Listed entries section start
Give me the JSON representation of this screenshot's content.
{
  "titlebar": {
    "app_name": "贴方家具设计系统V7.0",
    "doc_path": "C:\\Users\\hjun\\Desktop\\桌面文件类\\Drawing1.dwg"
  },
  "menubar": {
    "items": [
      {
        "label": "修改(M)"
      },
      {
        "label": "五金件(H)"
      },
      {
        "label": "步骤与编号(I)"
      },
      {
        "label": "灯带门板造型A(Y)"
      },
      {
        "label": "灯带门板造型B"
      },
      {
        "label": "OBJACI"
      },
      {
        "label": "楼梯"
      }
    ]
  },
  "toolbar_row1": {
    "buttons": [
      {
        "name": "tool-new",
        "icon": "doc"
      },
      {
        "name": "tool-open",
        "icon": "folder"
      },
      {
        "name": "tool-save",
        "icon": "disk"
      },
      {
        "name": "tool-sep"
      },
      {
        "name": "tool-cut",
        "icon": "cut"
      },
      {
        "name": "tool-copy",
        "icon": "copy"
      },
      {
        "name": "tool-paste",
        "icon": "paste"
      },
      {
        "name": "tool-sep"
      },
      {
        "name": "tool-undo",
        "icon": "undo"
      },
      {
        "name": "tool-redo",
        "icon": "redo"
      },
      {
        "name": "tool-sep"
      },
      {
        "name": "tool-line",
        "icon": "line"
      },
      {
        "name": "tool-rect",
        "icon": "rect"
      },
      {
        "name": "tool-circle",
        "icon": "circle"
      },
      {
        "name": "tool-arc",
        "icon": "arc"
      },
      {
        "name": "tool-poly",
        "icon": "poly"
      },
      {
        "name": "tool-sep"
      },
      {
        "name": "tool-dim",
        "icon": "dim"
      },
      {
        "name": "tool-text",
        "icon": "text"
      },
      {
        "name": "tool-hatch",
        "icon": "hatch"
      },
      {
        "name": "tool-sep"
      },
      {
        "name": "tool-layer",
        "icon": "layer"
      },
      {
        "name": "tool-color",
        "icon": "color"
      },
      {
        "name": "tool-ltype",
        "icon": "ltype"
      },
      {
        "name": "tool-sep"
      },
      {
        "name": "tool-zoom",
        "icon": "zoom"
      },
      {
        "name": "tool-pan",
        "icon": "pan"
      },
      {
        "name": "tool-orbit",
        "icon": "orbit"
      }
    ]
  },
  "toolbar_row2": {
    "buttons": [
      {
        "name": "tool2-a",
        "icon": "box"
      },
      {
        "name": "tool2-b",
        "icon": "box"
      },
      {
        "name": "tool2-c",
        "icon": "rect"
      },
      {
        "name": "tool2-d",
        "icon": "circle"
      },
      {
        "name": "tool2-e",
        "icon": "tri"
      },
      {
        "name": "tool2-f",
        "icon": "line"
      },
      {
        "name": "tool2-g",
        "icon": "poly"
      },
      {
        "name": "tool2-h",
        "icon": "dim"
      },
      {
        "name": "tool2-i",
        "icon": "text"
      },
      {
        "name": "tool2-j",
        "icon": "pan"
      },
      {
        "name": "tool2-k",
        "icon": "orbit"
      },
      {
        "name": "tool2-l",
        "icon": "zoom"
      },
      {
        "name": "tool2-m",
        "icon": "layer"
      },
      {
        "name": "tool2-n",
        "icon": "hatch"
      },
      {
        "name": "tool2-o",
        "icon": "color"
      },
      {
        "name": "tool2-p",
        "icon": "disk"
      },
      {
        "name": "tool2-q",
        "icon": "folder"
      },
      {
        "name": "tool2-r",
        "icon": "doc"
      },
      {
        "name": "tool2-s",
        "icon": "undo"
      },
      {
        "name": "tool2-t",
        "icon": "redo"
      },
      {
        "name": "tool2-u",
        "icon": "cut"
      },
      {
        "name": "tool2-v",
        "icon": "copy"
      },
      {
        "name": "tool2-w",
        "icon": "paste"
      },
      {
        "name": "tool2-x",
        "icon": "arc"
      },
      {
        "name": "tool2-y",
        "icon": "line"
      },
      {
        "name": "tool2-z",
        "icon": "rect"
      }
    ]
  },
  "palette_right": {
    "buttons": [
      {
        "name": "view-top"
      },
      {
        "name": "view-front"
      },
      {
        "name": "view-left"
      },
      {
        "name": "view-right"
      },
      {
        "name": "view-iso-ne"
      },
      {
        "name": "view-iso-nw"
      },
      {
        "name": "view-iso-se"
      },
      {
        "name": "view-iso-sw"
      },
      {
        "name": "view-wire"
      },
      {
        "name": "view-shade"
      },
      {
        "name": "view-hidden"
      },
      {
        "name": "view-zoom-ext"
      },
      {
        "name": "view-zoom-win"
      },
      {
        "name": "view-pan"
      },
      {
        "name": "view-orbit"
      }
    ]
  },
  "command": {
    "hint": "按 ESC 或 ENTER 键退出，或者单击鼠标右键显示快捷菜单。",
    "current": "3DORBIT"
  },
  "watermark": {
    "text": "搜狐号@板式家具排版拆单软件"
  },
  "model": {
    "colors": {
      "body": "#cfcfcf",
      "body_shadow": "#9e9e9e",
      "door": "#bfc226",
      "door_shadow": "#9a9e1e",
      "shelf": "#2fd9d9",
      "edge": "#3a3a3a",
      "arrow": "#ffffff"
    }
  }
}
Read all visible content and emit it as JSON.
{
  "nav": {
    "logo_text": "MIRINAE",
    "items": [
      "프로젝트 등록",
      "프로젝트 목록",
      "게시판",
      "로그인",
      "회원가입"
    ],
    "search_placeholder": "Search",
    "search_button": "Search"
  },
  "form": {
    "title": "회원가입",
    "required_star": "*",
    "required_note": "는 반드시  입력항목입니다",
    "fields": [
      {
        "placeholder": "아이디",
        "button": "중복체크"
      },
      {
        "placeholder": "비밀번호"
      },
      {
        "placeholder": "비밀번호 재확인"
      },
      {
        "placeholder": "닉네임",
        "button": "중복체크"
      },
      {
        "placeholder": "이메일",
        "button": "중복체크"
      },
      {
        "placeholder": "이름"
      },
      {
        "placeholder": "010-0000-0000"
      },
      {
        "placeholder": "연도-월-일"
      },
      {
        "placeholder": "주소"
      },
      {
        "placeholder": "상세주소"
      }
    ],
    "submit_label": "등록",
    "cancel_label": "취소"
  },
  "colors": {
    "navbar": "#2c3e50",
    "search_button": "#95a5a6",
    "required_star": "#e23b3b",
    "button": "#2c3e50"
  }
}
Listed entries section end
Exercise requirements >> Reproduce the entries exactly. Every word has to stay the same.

Answer below >>
Give me the JSON representation of this screenshot's content.
{
  "titlebar": {
    "app_name": "贴方家具设计系统V7.0",
    "doc_path": "C:\\Users\\hjun\\Desktop\\桌面文件类\\Drawing1.dwg"
  },
  "menubar": {
    "items": [
      {
        "label": "修改(M)"
      },
      {
        "label": "五金件(H)"
      },
      {
        "label": "步骤与编号(I)"
      },
      {
        "label": "灯带门板造型A(Y)"
      },
      {
        "label": "灯带门板造型B"
      },
      {
        "label": "OBJACI"
      },
      {
        "label": "楼梯"
      }
    ]
  },
  "toolbar_row1": {
    "buttons": [
      {
        "name": "tool-new",
        "icon": "doc"
      },
      {
        "name": "tool-open",
        "icon": "folder"
      },
      {
        "name": "tool-save",
        "icon": "disk"
      },
      {
        "name": "tool-sep"
      },
      {
        "name": "tool-cut",
        "icon": "cut"
      },
      {
        "name": "tool-copy",
        "icon": "copy"
      },
      {
        "name": "tool-paste",
        "icon": "paste"
      },
      {
        "name": "tool-sep"
      },
      {
        "name": "tool-undo",
        "icon": "undo"
      },
      {
        "name": "tool-redo",
        "icon": "redo"
      },
      {
        "name": "tool-sep"
      },
      {
        "name": "tool-line",
        "icon": "line"
      },
      {
        "name": "tool-rect",
        "icon": "rect"
      },
      {
        "name": "tool-circle",
        "icon": "circle"
      },
      {
        "name": "tool-arc",
        "icon": "arc"
      },
      {
        "name": "tool-poly",
        "icon": "poly"
      },
      {
        "name": "tool-sep"
      },
      {
        "name": "tool-dim",
        "icon": "dim"
      },
      {
        "name": "tool-text",
        "icon": "text"
      },
      {
        "name": "tool-hatch",
        "icon": "hatch"
      },
      {
        "name": "tool-sep"
      },
      {
        "name": "tool-layer",
        "icon": "layer"
      },
      {
        "name": "tool-color",
        "icon": "color"
      },
      {
        "name": "tool-ltype",
        "icon": "ltype"
      },
      {
        "name": "tool-sep"
      },
      {
        "name": "tool-zoom",
        "icon": "zoom"
      },
      {
        "name": "tool-pan",
        "icon": "pan"
      },
      {
        "name": "tool-orbit",
        "icon": "orbit"
      }
    ]
  },
  "toolbar_row2": {
    "buttons": [
      {
        "name": "tool2-a",
        "icon": "box"
      },
      {
        "name": "tool2-b",
        "icon": "box"
      },
      {
        "name": "tool2-c",
        "icon": "rect"
      },
      {
        "name": "tool2-d",
        "icon": "circle"
      },
      {
        "name": "tool2-e",
        "icon": "tri"
      },
      {
        "name": "tool2-f",
        "icon": "line"
      },
      {
        "name": "tool2-g",
        "icon": "poly"
      },
      {
        "name": "tool2-h",
        "icon": "dim"
      },
      {
        "name": "tool2-i",
        "icon": "text"
      },
      {
        "name": "tool2-j",
        "icon": "pan"
      },
      {
        "name": "tool2-k",
        "icon": "orbit"
      },
      {
        "name": "tool2-l",
        "icon": "zoom"
      },
      {
        "name": "tool2-m",
        "icon": "layer"
      },
      {
        "name": "tool2-n",
        "icon": "hatch"
      },
      {
        "name": "tool2-o",
        "icon": "color"
      },
      {
        "name": "tool2-p",
        "icon": "disk"
      },
      {
        "name": "tool2-q",
        "icon": "folder"
      },
      {
        "name": "tool2-r",
        "icon": "doc"
      },
      {
        "name": "tool2-s",
        "icon": "undo"
      },
      {
        "name": "tool2-t",
        "icon": "redo"
      },
      {
        "name": "tool2-u",
        "icon": "cut"
      },
      {
        "name": "tool2-v",
        "icon": "copy"
      },
      {
        "name": "tool2-w",
        "icon": "paste"
      },
      {
        "name": "tool2-x",
        "icon": "arc"
      },
      {
        "name": "tool2-y",
        "icon": "line"
      },
      {
        "name": "tool2-z",
        "icon": "rect"
      }
    ]
  },
  "palette_right": {
    "buttons": [
      {
        "name": "view-top"
      },
      {
        "name": "view-front"
      },
      {
        "name": "view-left"
      },
      {
        "name": "view-right"
      },
      {
        "name": "view-iso-ne"
      },
      {
        "name": "view-iso-nw"
      },
      {
        "name": "view-iso-se"
      },
      {
        "name": "view-iso-sw"
      },
      {
        "name": "view-wire"
      },
      {
        "name": "view-shade"
      },
      {
        "name": "view-hidden"
      },
      {
        "name": "view-zoom-ext"
      },
      {
        "name": "view-zoom-win"
      },
      {
        "name": "view-pan"
      },
      {
        "name": "view-orbit"
      }
    ]
  },
  "command": {
    "hint": "按 ESC 或 ENTER 键退出，或者单击鼠标右键显示快捷菜单。",
    "current": "3DORBIT"
  },
  "watermark": {
    "text": "搜狐号@板式家具排版拆单软件"
  },
  "model": {
    "colors": {
      "body": "#cfcfcf",
      "body_shadow": "#9e9e9e",
      "door": "#bfc226",
      "door_shadow": "#9a9e1e",
      "shelf": "#2fd9d9",
      "edge": "#3a3a3a",
      "arrow": "#ffffff"
    }
  }
}
Read all visible content and emit it as JSON.
{
  "nav": {
    "logo_text": "MIRINAE",
    "items": [
      "프로젝트 등록",
      "프로젝트 목록",
      "게시판",
      "로그인",
      "회원가입"
    ],
    "search_placeholder": "Search",
    "search_button": "Search"
  },
  "form": {
    "title": "회원가입",
    "required_star": "*",
    "required_note": "는 반드시  입력항목입니다",
    "fields": [
      {
        "placeholder": "아이디",
        "button": "중복체크"
      },
      {
        "placeholder": "비밀번호"
      },
      {
        "placeholder": "비밀번호 재확인"
      },
      {
        "placeholder": "닉네임",
        "button": "중복체크"
      },
      {
        "placeholder": "이메일",
        "button": "중복체크"
      },
      {
        "placeholder": "이름"
      },
      {
        "placeholder": "010-0000-0000"
      },
      {
        "placeholder": "연도-월-일"
      },
      {
        "placeholder": "주소"
      },
      {
        "placeholder": "상세주소"
      }
    ],
    "submit_label": "등록",
    "cancel_label": "취소"
  },
  "colors": {
    "navbar": "#2c3e50",
    "search_button": "#95a5a6",
    "required_star": "#e23b3b",
    "button": "#2c3e50"
  }
}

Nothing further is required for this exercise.